For people that are new to the zookeeping field, I have a few pieces of advice that I'd like to give you. The first one that I want to talk about today is being humble.
About six months into my keeper internship in the children's zoo at the San Francisco Zoo I already thought I knew it all. I took liberties with animals that now I know I should never have. One day without asking anyone I decided to walk one of the horses that lived there through the petting zoo area to get her some exercise and also to show herself (and myself) off to zoo guests. I knew that she could be a nervous animal at times, but I was also very confident in my abilities to control the situation. It was a relatively slow day and nothing went wrong. I walked her from once side of the corral to the other, stopping a few times to let her meet guests, and then returned her to her exhibit area. As soon as I had put her back I was immediately approached by my supervisor for a meeting in his office where he proceeded to tear me a new orifice about walking her through a public area. He said things like "you aren't experienced enough yet", "you need to ask permission", and "someone could have gotten hurt". I brushed it off and didn't pay too much attention to him because I knew that I was good at this job.

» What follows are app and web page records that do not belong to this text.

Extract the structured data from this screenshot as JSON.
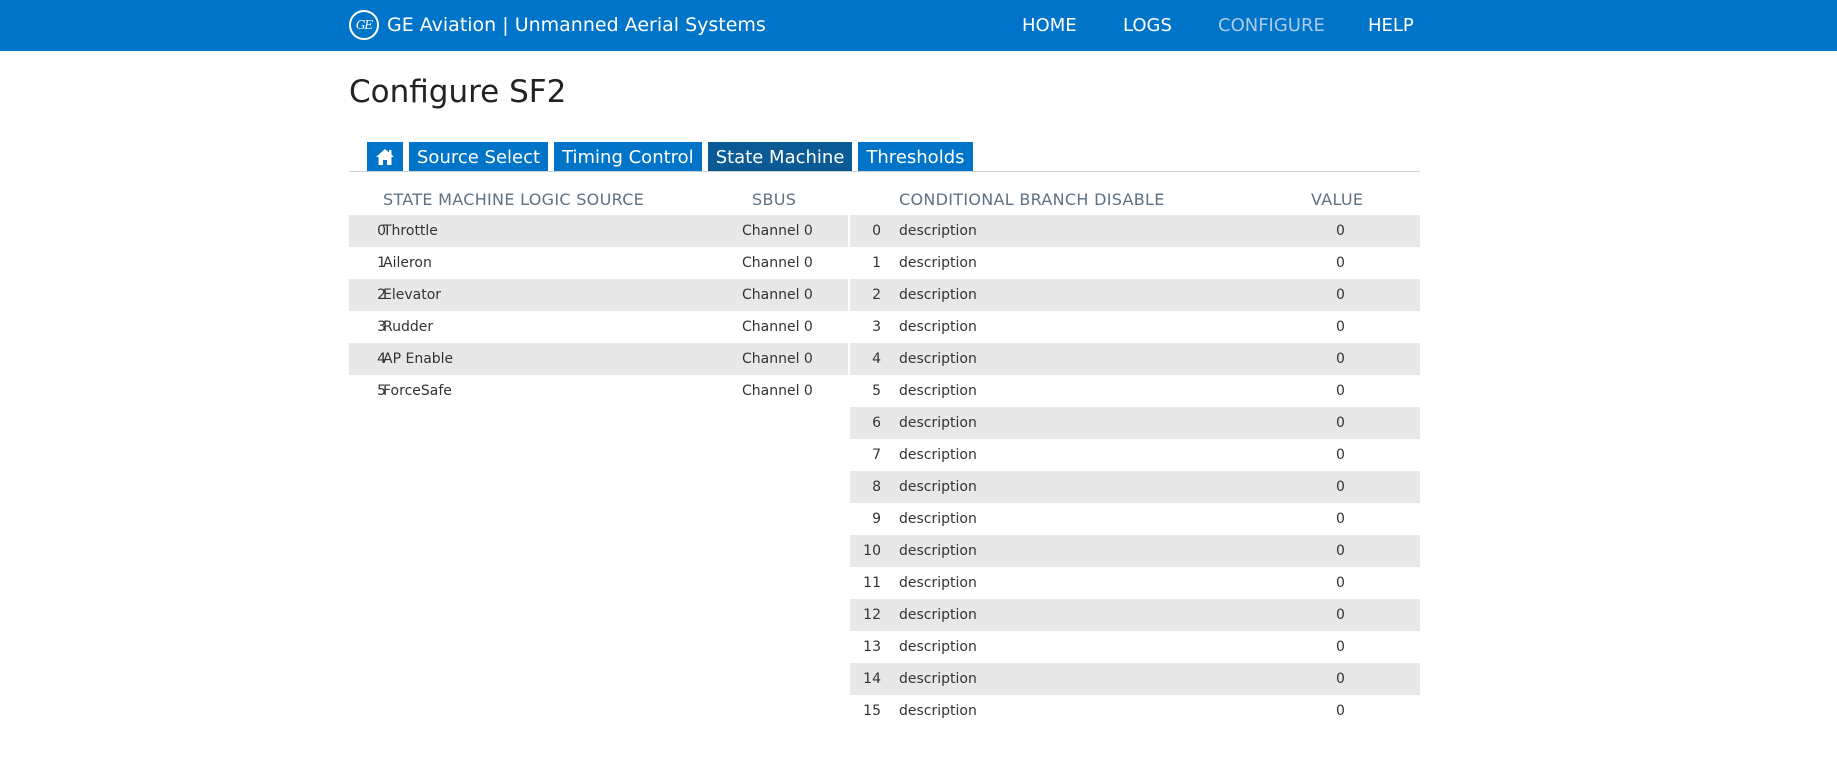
{
  "header": {
    "logo_text": "GE",
    "brand": "GE Aviation | Unmanned Aerial Systems",
    "nav": [
      {
        "label": "HOME",
        "active": false
      },
      {
        "label": "LOGS",
        "active": false
      },
      {
        "label": "CONFIGURE",
        "active": true
      },
      {
        "label": "HELP",
        "active": false
      }
    ]
  },
  "page": {
    "title": "Configure SF2"
  },
  "tabs": [
    {
      "label": "",
      "icon": "home-icon",
      "active": false
    },
    {
      "label": "Source Select",
      "active": false
    },
    {
      "label": "Timing Control",
      "active": false
    },
    {
      "label": "State Machine",
      "active": true
    },
    {
      "label": "Thresholds",
      "active": false
    }
  ],
  "left_table": {
    "headers": {
      "source": "STATE MACHINE LOGIC SOURCE",
      "sbus": "SBUS"
    },
    "rows": [
      {
        "index": "0",
        "name": "Throttle",
        "sbus": "Channel 0"
      },
      {
        "index": "1",
        "name": "Aileron",
        "sbus": "Channel 0"
      },
      {
        "index": "2",
        "name": "Elevator",
        "sbus": "Channel 0"
      },
      {
        "index": "3",
        "name": "Rudder",
        "sbus": "Channel 0"
      },
      {
        "index": "4",
        "name": "AP Enable",
        "sbus": "Channel 0"
      },
      {
        "index": "5",
        "name": "ForceSafe",
        "sbus": "Channel 0"
      }
    ]
  },
  "right_table": {
    "headers": {
      "branch": "CONDITIONAL BRANCH DISABLE",
      "value": "VALUE"
    },
    "rows": [
      {
        "index": "0",
        "description": "description",
        "value": "0"
      },
      {
        "index": "1",
        "description": "description",
        "value": "0"
      },
      {
        "index": "2",
        "description": "description",
        "value": "0"
      },
      {
        "index": "3",
        "description": "description",
        "value": "0"
      },
      {
        "index": "4",
        "description": "description",
        "value": "0"
      },
      {
        "index": "5",
        "description": "description",
        "value": "0"
      },
      {
        "index": "6",
        "description": "description",
        "value": "0"
      },
      {
        "index": "7",
        "description": "description",
        "value": "0"
      },
      {
        "index": "8",
        "description": "description",
        "value": "0"
      },
      {
        "index": "9",
        "description": "description",
        "value": "0"
      },
      {
        "index": "10",
        "description": "description",
        "value": "0"
      },
      {
        "index": "11",
        "description": "description",
        "value": "0"
      },
      {
        "index": "12",
        "description": "description",
        "value": "0"
      },
      {
        "index": "13",
        "description": "description",
        "value": "0"
      },
      {
        "index": "14",
        "description": "description",
        "value": "0"
      },
      {
        "index": "15",
        "description": "description",
        "value": "0"
      }
    ]
  },
  "colors": {
    "brand_blue": "#0074c8",
    "active_tab": "#0a5a96",
    "active_nav": "#a9cbe6",
    "header_text": "#5e7183",
    "row_shade": "#e8e8e8"
  }
}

Another time, I took our black rat snake out of his smallish exhibit which had no natural light and let him slither around in a patch of grass in a behind the scenes area inaccessible to the public. I thought I was doing a really nice thing for the animal, but once again, after I brought him back to his home I got in trouble with the boss. This time, I got written up for it. Still, I didn't really pay too much attention to it because I knew I was already a good keeper with good animal sense.
Part of the daily routine of the "Yellow Barn" string at the children's zoo was walking our steer Oscar from his off-exhibit corral to the public exhibit area in the morning and then back again around closing time. One day I decided I was ready to halter up Oscar and walk him back to his night yard by myself, again, without asking someone. I was chatting with a guest, haltering him up at the same time, and paying more attention to the guest than I was the animal. I had done this dozens of times with supervision and I had gotten complacent, which now I know is never a good thing, even with animals you know really well.